The cover of this book is an old photograph of Nonna. The material that runs just under her eyes is the material from her childhood pillow. She carried that pillow with her her entire life, tucking in notes and scraps of things she cherished. The way the pillow is placed under her eyes, gives her a look of shock, surprise, I would even go so far as to say horror. It is perfect. Eerie (given the topic). It was the reason I purchased the book.
This story follows the life of Nonna Bannister. Her hand written notes, transcribed into a story, taken after her death to a publisher. Wow. It is amazing. The story itself--gut wrenching. True. Unbearable at times. The history & timeline are unwound and even challenged at times, by the publisher/'author'. I read this book on vacation...in the airport. It was so good, so totally spellbinding, that I could not put it down until the very end.
Even after the war, when Nonna is safe & sound, the story is riveting. Married for over 50 years, she never shared her story with her family. And (even more interesting) her wonderful, loving, amazing husband, never asked. He knew not to press his wife...so he waited patiently. Then, not long before Nonna departs for the great beyond, she shares.
The story of Nonna Bannister is not to be missed. As the sole surviving member of her family, she carried a great deal of pain with her throughout her life; but she never let it jade her. She married, raised a family, loved and was loved. This book is an amazing read. A Must Read if you have any interest in Russian History, the Holocaust, or World War II. I openly wept in the airport (I believe I scared a few folks).
Right now you can get a copy of The Secret Holocaust Diaries: The untold Story of Nonna Bannister for your Kindle, in paperback, hardcover, or audio edition on Amazon.com
It is a heavy read, but it is worth it!
P.S. This post would *only* write in italics. Weird, right?

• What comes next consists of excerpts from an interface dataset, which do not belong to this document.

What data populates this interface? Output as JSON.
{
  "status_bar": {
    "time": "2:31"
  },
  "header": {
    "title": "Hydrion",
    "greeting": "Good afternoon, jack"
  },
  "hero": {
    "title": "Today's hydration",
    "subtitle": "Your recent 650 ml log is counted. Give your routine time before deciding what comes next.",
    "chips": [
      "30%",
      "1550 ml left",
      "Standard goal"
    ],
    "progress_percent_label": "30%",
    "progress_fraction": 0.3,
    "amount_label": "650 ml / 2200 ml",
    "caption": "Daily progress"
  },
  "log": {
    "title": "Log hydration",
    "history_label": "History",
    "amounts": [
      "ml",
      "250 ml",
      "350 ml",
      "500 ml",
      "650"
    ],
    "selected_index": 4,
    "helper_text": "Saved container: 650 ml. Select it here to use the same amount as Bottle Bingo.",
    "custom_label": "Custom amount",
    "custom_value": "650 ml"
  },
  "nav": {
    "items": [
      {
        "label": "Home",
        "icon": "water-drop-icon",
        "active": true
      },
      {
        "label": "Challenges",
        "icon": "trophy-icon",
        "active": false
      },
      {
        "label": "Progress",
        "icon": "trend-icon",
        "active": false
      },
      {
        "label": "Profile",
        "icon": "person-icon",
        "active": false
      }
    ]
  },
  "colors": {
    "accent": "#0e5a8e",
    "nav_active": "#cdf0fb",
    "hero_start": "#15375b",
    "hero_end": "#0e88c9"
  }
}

I feel like Nonna is here, making sure it gets some extra special attention....Happy 4th of July everyone. Remember those who gave of themselves so we can be free.